Two-phase Flow Conditioning Loop  

The inside of the flow loop research facilities depicting the space and research tools

The two-Phase flow conditioning loop is designed to conduct a range of flow experiments in boiling and condensation. The loop can use a variety of working fluids and is currently operating with FC-72. The fluid conditioning loop is comprised of a primary loop for the FC-72 and a secondary water cooling loop. A Micropump GA-series gear pump is used to circulate the working fluid in a closed-loop circuit. Exiting the pump, the flow is passed through a regulating valve followed by a Micromotion Coriolis flow meter and one Watlow Cast-X1000 in-line electrical pre-heater before entering the test section. The inline heater is used to fine-tune the vapor temperature at the inlet to the test module (boiling or condensation based on the specific experiment). Exiting the test module, the two-phase mixture is routed first through a brazed-plate water-to-working fluid heat exchanger (condenser), where it is cooled by the secondary water cooling loop, to convert the two-phase mixture back to the liquid state. A detachable fluid reservoir is also part of the flow loop and is also used to deaerate the working fluid before performing tests. The facility is equipped with a NI Labview cDAQ system for data acquisition. The test module, heater and temperature controls, and video camera system are mounted on a rigid optical table.

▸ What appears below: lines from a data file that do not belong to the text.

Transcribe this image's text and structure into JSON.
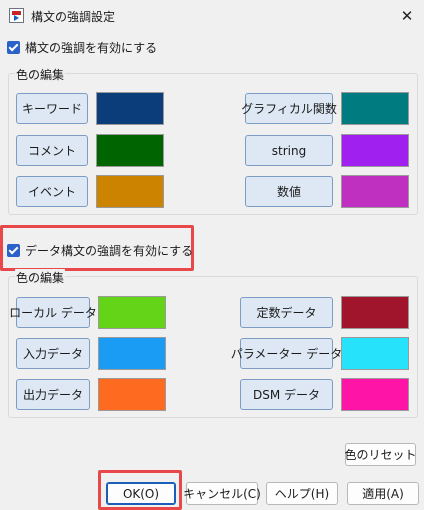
{
  "window": {
    "title": "構文の強調設定"
  },
  "syntax": {
    "enable_label": "構文の強調を有効にする",
    "group_title": "色の編集",
    "left": [
      {
        "label": "キーワード",
        "color": "#0b3d7a"
      },
      {
        "label": "コメント",
        "color": "#006400"
      },
      {
        "label": "イベント",
        "color": "#cc8400"
      }
    ],
    "right": [
      {
        "label": "グラフィカル関数",
        "color": "#007b80"
      },
      {
        "label": "string",
        "color": "#a020f0"
      },
      {
        "label": "数値",
        "color": "#c030c0"
      }
    ]
  },
  "data_syntax": {
    "enable_label": "データ構文の強調を有効にする",
    "group_title": "色の編集",
    "left": [
      {
        "label": "ローカル データ",
        "color": "#64d418"
      },
      {
        "label": "入力データ",
        "color": "#1a9cf5"
      },
      {
        "label": "出力データ",
        "color": "#ff6a21"
      }
    ],
    "right": [
      {
        "label": "定数データ",
        "color": "#a0142c"
      },
      {
        "label": "パラメーター データ",
        "color": "#26e2fa"
      },
      {
        "label": "DSM データ",
        "color": "#ff14a8"
      }
    ]
  },
  "buttons": {
    "reset": "色のリセット",
    "ok": "OK(O)",
    "cancel": "キャンセル(C)",
    "help": "ヘルプ(H)",
    "apply": "適用(A)"
  },
  "colors": {
    "highlight": "#e8484a",
    "checkbox": "#2a62c9"
  }
}
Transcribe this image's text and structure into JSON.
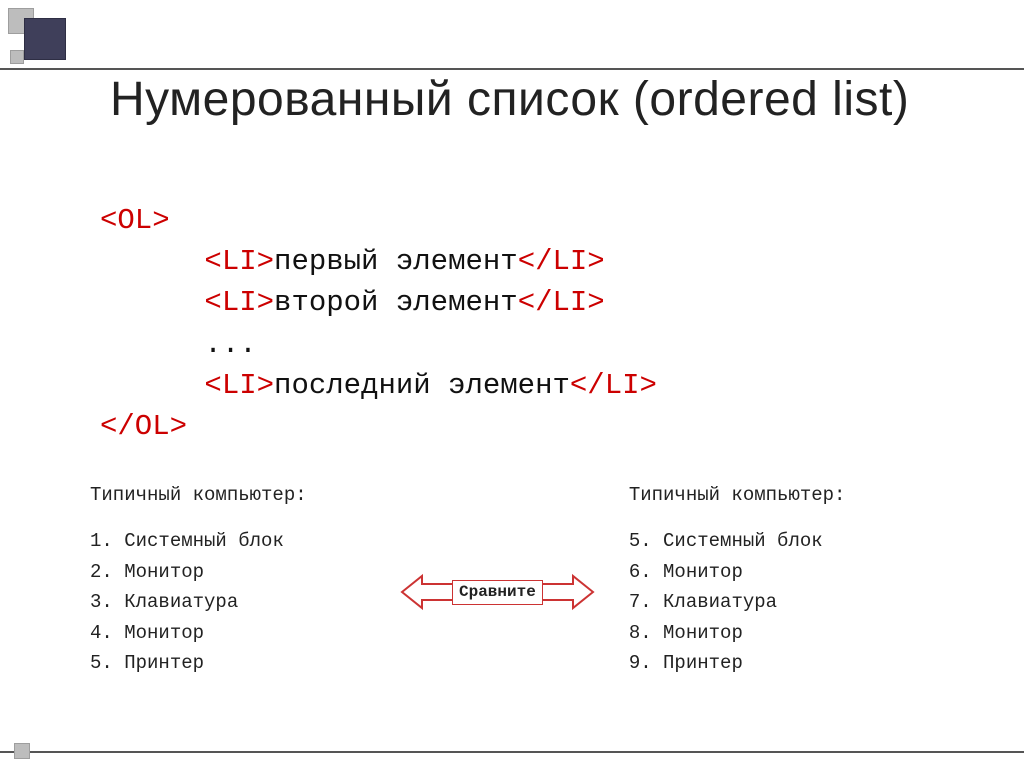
{
  "title": "Нумерованный список (ordered list)",
  "code": {
    "open": "<OL>",
    "li_open": "<LI>",
    "li_close": "</LI>",
    "line1": "первый элемент",
    "line2": "второй элемент",
    "ell": "...",
    "line3": "последний элемент",
    "close": "</OL>"
  },
  "compare_label": "Сравните",
  "left": {
    "header": "Типичный компьютер:",
    "start": 1,
    "items": [
      "Системный блок",
      "Монитор",
      "Клавиатура",
      "Монитор",
      "Принтер"
    ]
  },
  "right": {
    "header": "Типичный компьютер:",
    "start": 5,
    "items": [
      "Системный блок",
      "Монитор",
      "Клавиатура",
      "Монитор",
      "Принтер"
    ]
  }
}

PIV Facility

The Particle Image Velocimetry (PIV) Setup is designed to measure the instantaneous velocity field in planar cross-sections.  It includes an Nd-YAG laser as the light source.  The synchronization of the laser and camera is adjusted by means of a National Instruments timing board (Model Number: NI-6602).  The camera that is used to acquire PIV images in a Kodak ES 1.0 charge-coupled device (CCD) camera.  The system uses PIVACQ and PIVPROC are the PIV software packages which are provided and developed by NASA Glenn Research Center.  PIVACQ has a graphical user interface to enter the necessary inputs such as inter-frame time, frame offset, and pulse width, depending on the flow conditions. The facility is useful for obtaining velocity measurements in a variety of two-phase experiments conducted in our laboratory.

Pool Boiling Facility

pool boiling facility

The Pool Boiling Facility (PBF) is designed to analyze heat transfer coefficients and critical heat flux (CHF) between different working fluids and boiling surfaces.  The PBF includes a pool boiling chamber that can hold approximately 8 liters of the working fluid. This main chamber has four heat cartridges to heat the working fluid to its desired temperature, either at subcooled or saturated conditions. Three sides of the chamber are made of transparent polycarbonate for flow visualization access and the other three sides are made of PEEK plastic material. A copper heater block with cartridge heaters is placed on the bottom PEEK wall to supply the desired heat flux. Temperature measurements are made along the copper block to estimate the heat flux input to the surface. The top of the heater block allows for placement of the sample under investigation with a thermocouple located right below the heated surface for wall temperature measurement. The facility also has pressure transducers and thermocouples to make pressure and temperature measurements of the working fluid.

Flow Visualization Camera

A close up of the flow visualization camera

Flow visualization of the two-phase flow features is possible with the use of a FASTCAM SA-Z. A Phantom FASTCAM SA-Z provides megapixel image resolution at frame rates up to 21,000 frames per second (fps) from its highly light sensitive image sensor (monochrome ISO 50,000) with 12-bit dynamic range delivering the ultimate imaging performance. The FASTCAM SA-Z provides frame rates greater than 2 million fps at reduced image resolution and shutter speeds as short as 159 nanoseconds. Illumination is provided on the back side of the test channel by a Multiled-QT light source with capability of 12000 lumens.

IR Camera

A close up image of an Infra-red camera

Our lab is equipped with an Infra-red camera that we use for obtaining temperature contours on heated surfaces. The specific camera is the FLIR A655sc that features a 640 x 480 pixel microbolometer that detects temperature differences down to <30 mK and temperatures up to 2000 K.